Gather all lines in the data that hold the string "blue".
◆ ◆ ◆
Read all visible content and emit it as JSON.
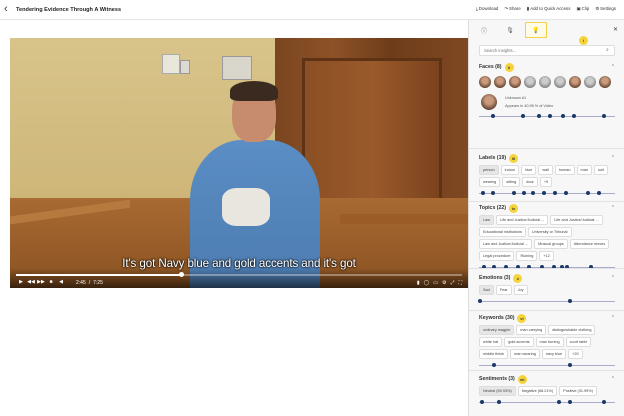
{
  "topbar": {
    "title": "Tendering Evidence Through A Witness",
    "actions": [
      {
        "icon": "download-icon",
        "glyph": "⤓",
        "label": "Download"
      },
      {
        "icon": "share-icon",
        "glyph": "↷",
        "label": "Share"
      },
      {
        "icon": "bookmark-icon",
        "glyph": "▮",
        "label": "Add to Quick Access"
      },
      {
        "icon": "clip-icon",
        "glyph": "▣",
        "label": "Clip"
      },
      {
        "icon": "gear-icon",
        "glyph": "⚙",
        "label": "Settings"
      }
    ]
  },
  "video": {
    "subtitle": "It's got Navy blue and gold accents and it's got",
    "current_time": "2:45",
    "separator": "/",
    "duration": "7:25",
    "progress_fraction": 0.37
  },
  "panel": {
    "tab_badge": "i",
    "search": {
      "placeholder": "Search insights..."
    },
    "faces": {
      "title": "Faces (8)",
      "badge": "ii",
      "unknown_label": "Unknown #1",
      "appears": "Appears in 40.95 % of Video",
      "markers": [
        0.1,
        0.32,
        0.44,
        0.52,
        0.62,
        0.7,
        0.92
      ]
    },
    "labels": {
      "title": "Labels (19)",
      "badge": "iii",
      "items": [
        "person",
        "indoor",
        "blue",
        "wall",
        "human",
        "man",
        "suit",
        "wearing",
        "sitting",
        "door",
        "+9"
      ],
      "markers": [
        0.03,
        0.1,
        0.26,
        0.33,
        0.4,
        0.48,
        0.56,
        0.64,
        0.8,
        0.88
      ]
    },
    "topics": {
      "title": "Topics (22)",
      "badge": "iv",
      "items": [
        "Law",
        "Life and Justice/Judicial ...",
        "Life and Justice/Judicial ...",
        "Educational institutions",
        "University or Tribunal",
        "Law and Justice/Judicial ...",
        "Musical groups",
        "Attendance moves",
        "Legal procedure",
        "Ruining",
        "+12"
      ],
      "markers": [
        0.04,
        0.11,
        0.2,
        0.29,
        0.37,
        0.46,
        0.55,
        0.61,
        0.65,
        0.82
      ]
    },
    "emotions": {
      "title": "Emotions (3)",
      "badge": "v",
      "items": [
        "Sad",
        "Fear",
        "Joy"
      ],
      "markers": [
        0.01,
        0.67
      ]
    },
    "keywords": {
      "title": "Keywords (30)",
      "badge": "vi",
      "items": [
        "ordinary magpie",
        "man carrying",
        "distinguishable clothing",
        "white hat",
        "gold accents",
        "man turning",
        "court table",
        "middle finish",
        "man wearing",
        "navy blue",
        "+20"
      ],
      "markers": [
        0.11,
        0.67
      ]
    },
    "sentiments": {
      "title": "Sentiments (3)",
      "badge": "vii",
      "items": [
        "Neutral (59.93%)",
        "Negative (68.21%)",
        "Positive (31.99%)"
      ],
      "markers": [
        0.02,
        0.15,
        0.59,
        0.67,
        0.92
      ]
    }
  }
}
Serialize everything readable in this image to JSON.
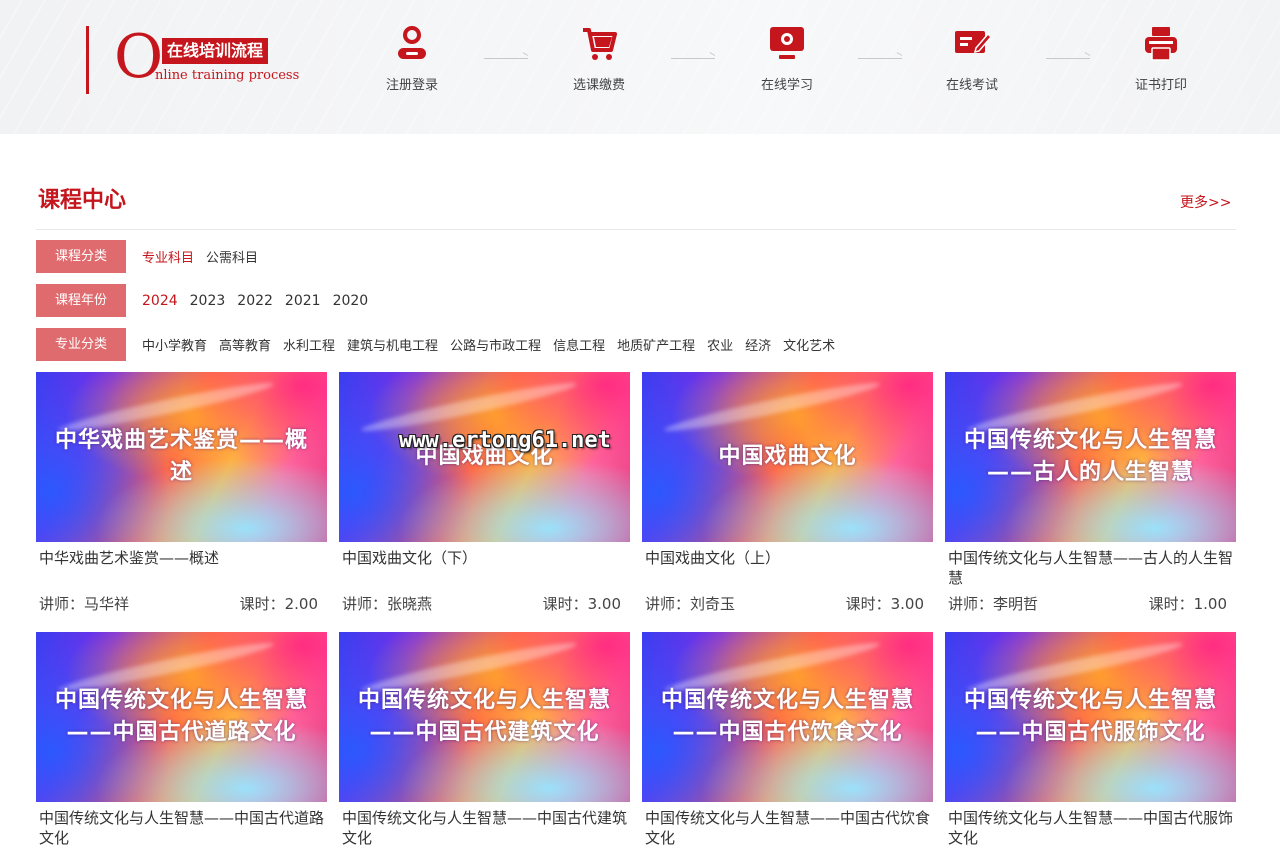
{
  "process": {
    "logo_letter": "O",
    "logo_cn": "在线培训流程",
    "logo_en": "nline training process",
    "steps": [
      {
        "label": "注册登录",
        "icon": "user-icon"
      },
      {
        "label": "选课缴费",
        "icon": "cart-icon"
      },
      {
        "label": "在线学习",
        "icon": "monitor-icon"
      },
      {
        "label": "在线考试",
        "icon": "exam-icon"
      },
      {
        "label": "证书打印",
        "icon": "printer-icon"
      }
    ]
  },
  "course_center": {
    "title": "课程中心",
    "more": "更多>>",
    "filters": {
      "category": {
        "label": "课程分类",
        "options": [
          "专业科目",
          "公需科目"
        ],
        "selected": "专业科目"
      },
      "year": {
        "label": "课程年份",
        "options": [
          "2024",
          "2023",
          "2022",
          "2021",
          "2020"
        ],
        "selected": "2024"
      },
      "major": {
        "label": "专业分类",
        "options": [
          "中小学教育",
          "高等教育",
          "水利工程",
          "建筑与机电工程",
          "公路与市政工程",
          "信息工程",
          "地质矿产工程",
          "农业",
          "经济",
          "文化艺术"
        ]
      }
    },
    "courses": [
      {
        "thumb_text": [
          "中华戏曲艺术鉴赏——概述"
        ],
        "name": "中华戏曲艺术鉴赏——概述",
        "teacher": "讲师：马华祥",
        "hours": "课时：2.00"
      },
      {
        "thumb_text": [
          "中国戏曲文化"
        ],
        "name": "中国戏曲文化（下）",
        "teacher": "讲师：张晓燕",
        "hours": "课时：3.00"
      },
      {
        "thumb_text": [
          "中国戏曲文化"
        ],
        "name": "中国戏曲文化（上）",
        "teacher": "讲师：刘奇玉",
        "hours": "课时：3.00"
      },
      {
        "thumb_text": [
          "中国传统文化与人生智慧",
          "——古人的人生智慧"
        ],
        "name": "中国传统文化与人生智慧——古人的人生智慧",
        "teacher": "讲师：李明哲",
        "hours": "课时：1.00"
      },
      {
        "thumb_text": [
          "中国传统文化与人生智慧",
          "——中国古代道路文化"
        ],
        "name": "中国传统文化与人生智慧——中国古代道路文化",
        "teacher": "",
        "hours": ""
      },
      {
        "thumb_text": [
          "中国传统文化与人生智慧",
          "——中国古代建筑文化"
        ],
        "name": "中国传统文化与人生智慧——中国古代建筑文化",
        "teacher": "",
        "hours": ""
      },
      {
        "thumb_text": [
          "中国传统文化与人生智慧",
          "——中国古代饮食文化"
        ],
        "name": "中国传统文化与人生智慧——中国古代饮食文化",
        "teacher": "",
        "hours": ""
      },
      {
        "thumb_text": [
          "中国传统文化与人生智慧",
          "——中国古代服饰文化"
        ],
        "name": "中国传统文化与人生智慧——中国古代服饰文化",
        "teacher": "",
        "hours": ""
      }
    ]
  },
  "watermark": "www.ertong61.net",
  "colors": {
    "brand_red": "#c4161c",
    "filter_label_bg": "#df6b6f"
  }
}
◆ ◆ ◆
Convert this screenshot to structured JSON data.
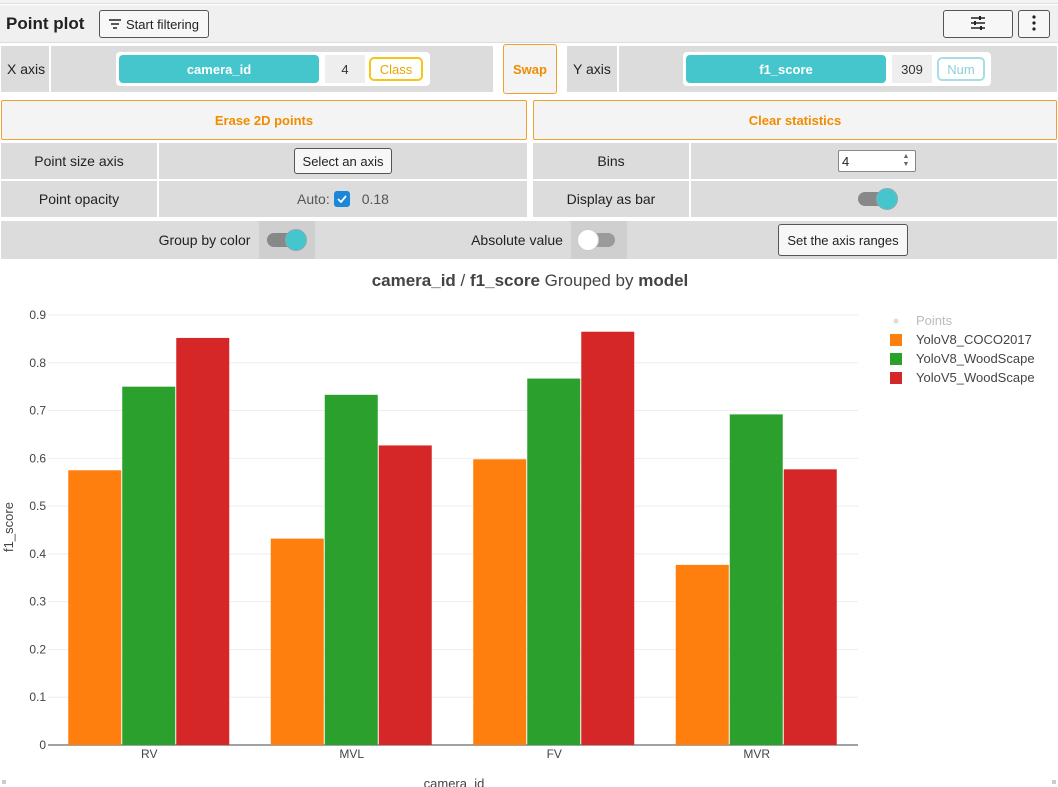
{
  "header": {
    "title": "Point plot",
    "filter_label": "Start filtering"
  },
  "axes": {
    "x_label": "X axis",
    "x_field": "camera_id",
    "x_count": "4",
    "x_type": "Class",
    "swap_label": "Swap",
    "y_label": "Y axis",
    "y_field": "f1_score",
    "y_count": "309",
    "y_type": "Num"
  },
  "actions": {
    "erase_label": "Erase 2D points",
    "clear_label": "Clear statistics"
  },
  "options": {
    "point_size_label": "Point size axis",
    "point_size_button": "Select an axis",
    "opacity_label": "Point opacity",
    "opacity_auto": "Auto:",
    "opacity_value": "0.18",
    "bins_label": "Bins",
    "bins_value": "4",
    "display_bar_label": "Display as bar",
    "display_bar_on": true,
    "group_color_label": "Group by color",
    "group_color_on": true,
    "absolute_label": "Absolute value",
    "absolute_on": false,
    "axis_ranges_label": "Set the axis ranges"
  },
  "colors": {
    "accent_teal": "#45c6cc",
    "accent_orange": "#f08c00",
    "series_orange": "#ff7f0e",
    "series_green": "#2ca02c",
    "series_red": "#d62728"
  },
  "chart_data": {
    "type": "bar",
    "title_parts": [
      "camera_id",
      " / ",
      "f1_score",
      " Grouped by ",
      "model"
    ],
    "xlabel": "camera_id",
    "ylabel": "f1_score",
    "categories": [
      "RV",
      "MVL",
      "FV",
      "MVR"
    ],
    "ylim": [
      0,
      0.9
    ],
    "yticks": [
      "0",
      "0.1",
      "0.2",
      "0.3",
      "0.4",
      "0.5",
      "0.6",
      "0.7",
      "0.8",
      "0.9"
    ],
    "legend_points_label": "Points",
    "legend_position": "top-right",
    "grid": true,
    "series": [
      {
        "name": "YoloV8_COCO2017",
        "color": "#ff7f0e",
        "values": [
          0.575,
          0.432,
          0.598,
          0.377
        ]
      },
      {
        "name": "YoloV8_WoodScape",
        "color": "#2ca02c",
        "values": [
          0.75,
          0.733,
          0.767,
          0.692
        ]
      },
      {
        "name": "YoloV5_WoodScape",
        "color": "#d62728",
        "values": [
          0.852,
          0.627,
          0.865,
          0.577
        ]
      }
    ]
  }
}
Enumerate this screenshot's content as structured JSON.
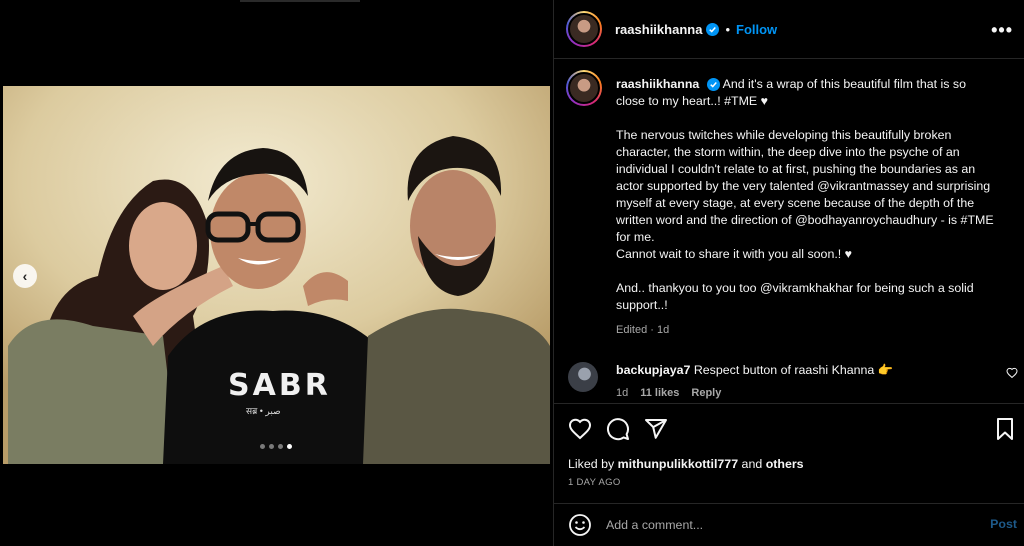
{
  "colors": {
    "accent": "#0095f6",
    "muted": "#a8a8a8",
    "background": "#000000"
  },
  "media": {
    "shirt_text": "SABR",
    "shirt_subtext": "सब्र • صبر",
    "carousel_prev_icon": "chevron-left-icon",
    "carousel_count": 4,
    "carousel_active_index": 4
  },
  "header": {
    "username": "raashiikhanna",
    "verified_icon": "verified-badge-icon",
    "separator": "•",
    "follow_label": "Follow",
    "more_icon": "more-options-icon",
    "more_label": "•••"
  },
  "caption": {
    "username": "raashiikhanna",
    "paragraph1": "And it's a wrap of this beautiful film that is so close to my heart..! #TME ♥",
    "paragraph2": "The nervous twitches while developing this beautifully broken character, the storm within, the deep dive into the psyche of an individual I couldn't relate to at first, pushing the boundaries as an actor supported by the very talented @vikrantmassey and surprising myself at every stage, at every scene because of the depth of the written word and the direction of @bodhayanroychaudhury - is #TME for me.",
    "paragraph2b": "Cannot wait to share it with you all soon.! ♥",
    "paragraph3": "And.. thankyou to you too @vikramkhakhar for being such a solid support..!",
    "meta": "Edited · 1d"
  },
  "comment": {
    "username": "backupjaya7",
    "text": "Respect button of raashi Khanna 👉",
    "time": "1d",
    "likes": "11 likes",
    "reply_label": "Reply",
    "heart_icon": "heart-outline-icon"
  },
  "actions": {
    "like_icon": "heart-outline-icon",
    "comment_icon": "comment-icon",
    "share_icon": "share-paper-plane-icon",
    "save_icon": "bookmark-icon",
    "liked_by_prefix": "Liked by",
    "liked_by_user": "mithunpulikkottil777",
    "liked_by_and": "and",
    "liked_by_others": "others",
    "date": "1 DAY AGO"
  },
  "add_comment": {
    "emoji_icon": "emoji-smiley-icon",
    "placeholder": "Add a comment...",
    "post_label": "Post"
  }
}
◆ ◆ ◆
### ANSWER FOR THE TASK
    "subtitle": "It's got Navy blue and gold accents and it's got",
        "blue",
        "navy blue",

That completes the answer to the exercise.